### Prompt
For the entries that follow, say how many lines hold the string "time", with nothing else in the reply.

——

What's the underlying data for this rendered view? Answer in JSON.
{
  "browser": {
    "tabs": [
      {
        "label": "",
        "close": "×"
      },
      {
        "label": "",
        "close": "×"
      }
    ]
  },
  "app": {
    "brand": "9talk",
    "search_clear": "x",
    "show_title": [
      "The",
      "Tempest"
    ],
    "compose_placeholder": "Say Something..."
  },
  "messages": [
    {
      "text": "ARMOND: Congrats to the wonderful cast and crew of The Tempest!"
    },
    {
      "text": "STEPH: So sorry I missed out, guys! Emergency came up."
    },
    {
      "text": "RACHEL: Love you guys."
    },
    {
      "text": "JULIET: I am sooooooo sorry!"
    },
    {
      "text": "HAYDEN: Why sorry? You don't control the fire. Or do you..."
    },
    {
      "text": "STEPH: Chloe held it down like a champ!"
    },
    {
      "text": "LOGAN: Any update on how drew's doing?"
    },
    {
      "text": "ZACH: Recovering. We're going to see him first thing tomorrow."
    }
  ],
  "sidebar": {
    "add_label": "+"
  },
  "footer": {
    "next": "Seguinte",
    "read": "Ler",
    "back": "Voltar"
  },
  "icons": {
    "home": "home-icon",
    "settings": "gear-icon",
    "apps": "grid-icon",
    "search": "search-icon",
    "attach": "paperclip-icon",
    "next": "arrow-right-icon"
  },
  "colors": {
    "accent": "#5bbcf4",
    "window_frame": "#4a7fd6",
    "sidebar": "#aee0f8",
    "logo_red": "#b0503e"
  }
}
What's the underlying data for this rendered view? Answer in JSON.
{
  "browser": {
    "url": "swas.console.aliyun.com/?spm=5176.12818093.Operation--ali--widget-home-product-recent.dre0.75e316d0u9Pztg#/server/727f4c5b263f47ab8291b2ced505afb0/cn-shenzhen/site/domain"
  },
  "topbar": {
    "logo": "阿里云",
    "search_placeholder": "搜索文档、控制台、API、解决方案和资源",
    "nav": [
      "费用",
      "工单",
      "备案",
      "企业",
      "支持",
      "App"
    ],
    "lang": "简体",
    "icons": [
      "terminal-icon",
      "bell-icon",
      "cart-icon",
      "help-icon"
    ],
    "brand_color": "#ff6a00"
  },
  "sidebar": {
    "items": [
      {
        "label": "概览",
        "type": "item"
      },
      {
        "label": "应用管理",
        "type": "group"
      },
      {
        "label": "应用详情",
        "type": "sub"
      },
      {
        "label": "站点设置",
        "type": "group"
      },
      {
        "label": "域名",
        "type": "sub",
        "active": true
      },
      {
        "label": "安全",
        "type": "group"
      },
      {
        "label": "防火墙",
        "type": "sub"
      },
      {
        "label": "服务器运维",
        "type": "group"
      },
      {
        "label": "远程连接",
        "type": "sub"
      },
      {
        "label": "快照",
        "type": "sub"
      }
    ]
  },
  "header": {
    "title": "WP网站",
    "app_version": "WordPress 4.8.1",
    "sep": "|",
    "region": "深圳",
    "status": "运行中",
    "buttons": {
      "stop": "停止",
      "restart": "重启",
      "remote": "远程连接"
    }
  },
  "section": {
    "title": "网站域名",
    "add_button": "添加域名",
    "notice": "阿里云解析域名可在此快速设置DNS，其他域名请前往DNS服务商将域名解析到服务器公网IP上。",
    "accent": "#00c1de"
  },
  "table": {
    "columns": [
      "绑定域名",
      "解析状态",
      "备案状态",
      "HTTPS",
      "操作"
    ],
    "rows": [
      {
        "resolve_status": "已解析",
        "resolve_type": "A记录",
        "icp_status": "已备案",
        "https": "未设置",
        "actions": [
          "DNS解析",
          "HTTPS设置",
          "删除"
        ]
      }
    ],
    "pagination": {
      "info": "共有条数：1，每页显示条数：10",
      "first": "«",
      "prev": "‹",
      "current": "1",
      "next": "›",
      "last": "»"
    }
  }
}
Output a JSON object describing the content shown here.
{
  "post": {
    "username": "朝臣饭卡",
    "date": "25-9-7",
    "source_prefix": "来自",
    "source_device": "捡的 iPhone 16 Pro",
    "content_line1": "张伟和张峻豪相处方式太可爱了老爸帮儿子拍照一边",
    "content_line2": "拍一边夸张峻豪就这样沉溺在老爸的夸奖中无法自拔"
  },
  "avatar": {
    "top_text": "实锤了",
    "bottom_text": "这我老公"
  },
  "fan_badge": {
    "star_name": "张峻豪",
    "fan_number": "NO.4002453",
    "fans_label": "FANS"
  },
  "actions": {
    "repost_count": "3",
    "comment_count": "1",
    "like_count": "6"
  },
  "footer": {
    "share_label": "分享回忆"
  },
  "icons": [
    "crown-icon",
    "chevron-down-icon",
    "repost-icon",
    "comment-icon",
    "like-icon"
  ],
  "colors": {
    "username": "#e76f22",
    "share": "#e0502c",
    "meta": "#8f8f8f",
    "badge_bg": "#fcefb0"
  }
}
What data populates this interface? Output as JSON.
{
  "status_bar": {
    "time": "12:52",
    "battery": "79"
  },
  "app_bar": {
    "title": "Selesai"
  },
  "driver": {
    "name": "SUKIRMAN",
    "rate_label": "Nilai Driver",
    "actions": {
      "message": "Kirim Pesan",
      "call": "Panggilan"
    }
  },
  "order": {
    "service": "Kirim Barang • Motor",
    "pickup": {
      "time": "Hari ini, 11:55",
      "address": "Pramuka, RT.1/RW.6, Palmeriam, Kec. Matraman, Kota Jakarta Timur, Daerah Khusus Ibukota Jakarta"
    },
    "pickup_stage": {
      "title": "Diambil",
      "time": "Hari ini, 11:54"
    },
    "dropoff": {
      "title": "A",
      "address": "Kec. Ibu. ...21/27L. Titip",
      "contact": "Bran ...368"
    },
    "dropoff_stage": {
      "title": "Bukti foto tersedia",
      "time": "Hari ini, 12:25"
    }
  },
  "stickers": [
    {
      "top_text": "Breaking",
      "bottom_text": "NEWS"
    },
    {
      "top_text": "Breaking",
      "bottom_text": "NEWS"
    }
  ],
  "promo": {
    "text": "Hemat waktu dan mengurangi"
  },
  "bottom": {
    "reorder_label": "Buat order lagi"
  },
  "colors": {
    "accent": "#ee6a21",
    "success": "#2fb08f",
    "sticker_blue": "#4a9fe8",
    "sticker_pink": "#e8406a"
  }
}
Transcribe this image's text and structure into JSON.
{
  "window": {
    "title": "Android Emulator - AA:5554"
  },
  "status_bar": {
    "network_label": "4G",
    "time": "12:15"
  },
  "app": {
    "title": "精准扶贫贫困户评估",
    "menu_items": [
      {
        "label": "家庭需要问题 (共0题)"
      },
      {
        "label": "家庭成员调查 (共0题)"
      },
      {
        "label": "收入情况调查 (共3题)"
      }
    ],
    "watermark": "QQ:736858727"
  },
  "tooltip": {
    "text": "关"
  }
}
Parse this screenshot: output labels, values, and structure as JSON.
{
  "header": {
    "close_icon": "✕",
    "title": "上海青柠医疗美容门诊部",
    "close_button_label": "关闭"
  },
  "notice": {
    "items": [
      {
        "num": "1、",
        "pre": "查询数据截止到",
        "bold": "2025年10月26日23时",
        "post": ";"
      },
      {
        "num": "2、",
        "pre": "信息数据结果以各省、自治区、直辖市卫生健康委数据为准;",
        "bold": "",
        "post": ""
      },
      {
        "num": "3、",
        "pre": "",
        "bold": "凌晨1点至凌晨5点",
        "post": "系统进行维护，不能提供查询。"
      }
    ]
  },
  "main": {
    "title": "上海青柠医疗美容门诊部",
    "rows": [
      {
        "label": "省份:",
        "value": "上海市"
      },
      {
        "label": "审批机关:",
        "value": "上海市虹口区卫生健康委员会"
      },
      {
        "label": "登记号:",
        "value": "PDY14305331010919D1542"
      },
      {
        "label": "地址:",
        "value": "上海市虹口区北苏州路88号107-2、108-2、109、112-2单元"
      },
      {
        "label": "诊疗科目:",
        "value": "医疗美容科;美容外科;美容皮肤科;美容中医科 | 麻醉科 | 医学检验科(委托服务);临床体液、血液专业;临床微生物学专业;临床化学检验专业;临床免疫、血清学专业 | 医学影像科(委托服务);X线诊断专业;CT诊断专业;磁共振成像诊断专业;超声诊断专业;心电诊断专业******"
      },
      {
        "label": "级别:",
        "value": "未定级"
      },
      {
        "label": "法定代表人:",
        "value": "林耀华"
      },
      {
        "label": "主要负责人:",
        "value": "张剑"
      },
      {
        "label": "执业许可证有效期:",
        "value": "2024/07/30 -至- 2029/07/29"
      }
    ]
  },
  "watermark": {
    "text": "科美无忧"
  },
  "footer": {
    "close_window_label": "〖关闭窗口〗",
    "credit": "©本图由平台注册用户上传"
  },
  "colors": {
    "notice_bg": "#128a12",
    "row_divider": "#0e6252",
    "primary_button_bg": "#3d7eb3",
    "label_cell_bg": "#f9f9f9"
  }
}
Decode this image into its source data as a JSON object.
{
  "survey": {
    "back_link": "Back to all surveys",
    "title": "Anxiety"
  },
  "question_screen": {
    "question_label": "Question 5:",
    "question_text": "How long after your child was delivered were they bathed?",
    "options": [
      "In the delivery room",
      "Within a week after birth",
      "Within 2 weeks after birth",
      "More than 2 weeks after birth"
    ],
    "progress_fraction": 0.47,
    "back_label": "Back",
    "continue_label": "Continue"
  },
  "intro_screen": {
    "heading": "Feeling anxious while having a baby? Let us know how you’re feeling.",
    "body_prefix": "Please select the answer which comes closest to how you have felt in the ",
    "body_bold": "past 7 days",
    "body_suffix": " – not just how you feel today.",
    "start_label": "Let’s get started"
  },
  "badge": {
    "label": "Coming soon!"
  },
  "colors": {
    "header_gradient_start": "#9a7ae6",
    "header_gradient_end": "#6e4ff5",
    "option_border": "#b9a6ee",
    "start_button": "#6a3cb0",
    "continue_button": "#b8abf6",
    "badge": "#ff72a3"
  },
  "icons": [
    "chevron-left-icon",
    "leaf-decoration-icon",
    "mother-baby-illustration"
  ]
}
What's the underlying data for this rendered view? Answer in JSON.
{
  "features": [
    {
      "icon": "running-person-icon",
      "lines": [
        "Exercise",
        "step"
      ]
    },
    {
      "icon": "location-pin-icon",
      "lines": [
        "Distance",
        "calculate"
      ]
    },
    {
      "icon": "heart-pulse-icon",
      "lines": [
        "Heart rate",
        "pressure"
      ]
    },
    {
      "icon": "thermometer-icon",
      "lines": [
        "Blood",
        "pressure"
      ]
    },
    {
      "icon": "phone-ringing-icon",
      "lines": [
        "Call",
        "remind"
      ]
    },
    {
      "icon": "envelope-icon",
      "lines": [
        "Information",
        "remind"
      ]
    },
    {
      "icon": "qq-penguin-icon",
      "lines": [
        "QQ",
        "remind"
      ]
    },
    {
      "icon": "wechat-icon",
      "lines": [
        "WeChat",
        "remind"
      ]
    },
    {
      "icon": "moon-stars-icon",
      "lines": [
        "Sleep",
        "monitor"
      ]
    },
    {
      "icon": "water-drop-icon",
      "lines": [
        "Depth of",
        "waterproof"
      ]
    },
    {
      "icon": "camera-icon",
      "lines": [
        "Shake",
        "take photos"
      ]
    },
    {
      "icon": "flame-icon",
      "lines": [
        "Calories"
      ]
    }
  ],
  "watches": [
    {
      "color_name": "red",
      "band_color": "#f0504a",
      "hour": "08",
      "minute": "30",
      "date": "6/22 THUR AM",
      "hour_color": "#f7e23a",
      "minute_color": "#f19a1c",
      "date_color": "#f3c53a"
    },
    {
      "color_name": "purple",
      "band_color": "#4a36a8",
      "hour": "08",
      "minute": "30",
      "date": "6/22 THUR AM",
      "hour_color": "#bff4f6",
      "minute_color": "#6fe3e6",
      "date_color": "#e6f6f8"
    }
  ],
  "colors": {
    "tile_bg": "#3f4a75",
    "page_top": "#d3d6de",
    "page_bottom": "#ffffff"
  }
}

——

### Result of this task
5